Even without links, attachments, or cross-references, this feels more clunky. You could finesse the design, streamline it here and there, but if we’re going to have the card always editable then this would mean a fairly high inherent ‘clunkiness’ baseline that you can’t avoid.
I think it’s clear that we’ll need an edit mode. Can the edit mode be made nicer if we assume I can get autosaving to work nicely?
Revisiting the “Edit Mode” and makig it nicer
Having separate “read/browse” and “edit” modes gives me a little bit more freedom when designing each version. I still think they need to be very similar, for usability’s sake. This one’s using Scott O’Hara’s switch component though since this is just an HTML mockup it doesn’t do anything.
You'll use this to find this card

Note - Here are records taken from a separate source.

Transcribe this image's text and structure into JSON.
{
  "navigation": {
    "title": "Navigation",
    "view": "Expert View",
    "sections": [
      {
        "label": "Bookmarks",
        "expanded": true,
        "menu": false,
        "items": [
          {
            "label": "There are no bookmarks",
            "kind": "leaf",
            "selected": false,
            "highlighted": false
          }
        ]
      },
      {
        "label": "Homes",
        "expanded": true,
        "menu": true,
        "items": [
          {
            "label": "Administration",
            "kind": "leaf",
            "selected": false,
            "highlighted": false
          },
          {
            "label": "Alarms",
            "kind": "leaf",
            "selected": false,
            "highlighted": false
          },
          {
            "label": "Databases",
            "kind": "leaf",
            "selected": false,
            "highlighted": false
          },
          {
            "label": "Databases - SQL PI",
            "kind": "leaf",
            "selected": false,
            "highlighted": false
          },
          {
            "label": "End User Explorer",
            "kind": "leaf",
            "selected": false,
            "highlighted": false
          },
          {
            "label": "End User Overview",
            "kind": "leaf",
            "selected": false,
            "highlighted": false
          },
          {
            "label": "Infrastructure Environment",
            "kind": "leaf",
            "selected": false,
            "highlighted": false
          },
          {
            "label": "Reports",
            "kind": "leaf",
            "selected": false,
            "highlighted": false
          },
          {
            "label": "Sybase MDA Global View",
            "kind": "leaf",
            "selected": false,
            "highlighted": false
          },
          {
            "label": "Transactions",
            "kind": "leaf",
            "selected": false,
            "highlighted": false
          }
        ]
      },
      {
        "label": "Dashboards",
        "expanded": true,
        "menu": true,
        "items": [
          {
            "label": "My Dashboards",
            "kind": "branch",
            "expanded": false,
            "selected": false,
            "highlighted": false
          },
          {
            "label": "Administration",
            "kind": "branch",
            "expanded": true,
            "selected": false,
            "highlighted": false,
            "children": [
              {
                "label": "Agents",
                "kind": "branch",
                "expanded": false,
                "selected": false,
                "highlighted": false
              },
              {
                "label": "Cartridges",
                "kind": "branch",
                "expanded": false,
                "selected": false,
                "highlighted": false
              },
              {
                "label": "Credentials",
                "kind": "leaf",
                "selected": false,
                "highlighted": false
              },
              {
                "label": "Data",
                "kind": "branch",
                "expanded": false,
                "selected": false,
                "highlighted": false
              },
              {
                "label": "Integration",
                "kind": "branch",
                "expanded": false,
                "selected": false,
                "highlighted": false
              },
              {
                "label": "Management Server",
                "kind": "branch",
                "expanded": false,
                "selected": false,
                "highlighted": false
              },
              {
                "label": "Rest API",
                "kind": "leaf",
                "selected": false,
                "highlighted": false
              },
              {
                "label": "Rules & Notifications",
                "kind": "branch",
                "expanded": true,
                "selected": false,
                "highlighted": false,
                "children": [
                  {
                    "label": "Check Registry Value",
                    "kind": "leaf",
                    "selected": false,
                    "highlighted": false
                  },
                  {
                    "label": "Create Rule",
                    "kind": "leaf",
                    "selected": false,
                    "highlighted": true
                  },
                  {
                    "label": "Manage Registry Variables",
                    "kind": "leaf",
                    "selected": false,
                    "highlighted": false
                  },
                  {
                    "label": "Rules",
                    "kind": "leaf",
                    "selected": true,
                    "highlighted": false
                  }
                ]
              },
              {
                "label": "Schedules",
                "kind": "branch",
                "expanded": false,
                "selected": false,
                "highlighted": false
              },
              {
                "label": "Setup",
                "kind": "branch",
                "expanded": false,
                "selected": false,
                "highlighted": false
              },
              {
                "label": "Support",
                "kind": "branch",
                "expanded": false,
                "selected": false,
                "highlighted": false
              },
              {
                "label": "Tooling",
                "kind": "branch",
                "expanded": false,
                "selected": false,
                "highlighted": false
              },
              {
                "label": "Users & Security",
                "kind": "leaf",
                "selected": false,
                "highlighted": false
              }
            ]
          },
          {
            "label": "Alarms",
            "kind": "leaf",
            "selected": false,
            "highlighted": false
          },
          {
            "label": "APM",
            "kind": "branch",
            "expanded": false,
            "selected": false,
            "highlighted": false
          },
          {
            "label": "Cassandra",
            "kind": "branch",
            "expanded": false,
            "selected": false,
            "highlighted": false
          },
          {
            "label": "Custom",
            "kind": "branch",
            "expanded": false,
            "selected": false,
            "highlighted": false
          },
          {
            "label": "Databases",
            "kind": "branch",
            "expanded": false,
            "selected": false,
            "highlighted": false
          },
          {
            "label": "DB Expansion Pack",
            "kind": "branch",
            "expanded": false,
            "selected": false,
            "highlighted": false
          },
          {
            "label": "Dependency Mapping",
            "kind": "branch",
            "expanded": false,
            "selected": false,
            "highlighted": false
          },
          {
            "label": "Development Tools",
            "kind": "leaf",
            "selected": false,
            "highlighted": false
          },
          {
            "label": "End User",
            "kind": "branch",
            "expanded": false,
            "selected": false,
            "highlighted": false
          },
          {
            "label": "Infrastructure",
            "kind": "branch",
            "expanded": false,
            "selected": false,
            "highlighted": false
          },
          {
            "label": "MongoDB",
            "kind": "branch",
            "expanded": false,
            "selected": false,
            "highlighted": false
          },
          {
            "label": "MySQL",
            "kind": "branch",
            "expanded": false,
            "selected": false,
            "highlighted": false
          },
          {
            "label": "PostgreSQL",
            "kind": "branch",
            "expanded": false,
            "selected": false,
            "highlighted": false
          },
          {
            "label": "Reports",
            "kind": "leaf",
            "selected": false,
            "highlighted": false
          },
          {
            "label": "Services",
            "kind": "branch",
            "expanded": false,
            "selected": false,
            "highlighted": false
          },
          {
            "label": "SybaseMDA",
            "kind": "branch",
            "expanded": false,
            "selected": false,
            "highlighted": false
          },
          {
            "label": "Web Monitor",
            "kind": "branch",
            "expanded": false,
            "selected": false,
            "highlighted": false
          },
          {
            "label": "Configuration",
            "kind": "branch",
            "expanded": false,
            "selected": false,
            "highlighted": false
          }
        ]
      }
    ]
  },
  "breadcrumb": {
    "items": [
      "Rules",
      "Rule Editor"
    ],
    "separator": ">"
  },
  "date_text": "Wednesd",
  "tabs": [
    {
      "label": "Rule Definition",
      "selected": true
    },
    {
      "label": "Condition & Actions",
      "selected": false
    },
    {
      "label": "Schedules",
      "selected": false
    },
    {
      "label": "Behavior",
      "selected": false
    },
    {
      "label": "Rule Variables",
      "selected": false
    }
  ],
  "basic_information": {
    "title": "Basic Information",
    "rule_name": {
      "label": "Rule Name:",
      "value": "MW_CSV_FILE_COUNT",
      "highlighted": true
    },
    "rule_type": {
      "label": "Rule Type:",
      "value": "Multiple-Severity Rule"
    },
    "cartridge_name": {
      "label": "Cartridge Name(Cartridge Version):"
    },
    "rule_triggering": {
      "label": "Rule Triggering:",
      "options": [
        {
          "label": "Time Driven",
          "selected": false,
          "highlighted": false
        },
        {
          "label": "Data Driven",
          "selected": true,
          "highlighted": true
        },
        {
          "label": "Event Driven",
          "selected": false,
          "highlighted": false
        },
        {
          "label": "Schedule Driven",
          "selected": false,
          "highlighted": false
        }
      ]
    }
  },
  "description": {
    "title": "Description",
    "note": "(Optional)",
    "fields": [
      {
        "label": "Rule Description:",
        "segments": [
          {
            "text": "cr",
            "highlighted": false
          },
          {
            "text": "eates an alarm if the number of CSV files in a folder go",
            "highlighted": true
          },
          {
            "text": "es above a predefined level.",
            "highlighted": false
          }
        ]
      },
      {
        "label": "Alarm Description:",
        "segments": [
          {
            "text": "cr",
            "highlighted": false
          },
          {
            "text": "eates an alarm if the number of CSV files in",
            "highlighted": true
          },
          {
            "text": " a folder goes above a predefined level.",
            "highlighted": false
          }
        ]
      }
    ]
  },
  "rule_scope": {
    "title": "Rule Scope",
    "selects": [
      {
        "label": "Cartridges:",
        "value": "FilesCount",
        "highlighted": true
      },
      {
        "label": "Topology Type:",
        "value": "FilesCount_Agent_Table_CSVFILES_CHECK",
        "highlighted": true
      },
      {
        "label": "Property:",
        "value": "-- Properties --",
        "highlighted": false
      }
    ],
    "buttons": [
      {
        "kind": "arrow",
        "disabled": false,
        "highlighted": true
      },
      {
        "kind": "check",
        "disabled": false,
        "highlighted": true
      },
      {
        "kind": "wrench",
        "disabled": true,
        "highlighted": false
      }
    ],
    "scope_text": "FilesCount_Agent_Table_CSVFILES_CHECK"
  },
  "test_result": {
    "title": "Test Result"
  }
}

One issue that this card sketch doesn’t highlight is that the card-and-thread model is supposed to offer similar affordances as many social media services, like Twitter or Facebook. Those services have both highly optimised posting flows (they want to make it really, really easy for you to post quickly) and are also familiar to many. But the creation of a full card with title feels a bit off for a default in this context. You pretty much need to be able to create the simple kind of plain text cards that I sketched up above but without the anonymity issue that would prevent cards from being found or referred to.
This is why I prefer the summary label for the card’s ‘name’, at least for the moment. It implies a potentially longer text than ‘name’. (Thanks for the suggestion, John!) So, I could support a slightly different style for cards that only have a summary and no text in the body.
With edit mode on:
Edit mode would need to validate the summary on the fly, make sure it isn’t empty and that it is unique. And it could lock the card in edit mode if you enter an invalid summary.
This is aesthetically a bit rough but it feels right as an initial conceptual model. But I need to see it with more ‘stuff’ to be sure. Some links and attachments.
You'll use this to find this card
Even though I haven’t bothered to add the images to the link previews this feels like the right track. This doesn’t work as the final design, of course. But it would work as an initial sketch that can inform initial testing. Specifically, I need to do some testing to see if the conceptual model of the app is something that prospective users can figure out, what terms and labels make sense for them, that sort of thing. There’s nothing worse than testing a sketch or an idea for an UI and then figuring out afterwards that the basic design was never going to work for other reasons.
This is not the final design
The final design would have to be a lot less rough around the edges but an actual design for implementation needs to answer quite a few questions that this sketch doesn’t:
- Does it reuse the apps other, pre-existing affordances?
- How does drag and drop work, of the card and on the card? How do you indicate draggability? Does a grab handle work?
- Does it match the overall app’s design and UI?
- How much does it lean on OS conventions? Web conventions?
- Does it use rich text, markdown, syntax highlighting?
- How do we animate behaviours and transitions?
- How does it work with keyboard controls?
- What does it sound like to a screen reader?
- How do you distinguish links, cross-references, and attachments? How are they alike? How do they behave differently?
- How are the summary-only cards different? Does having a different style for these cards work? Will it be confusing or break the user’s mental model of what’s happening?
- Does this all make sense and fit together for the intended audience?
- How should the card’s summary reflect the current ‘find’ text?
And so many more. But this is a first step.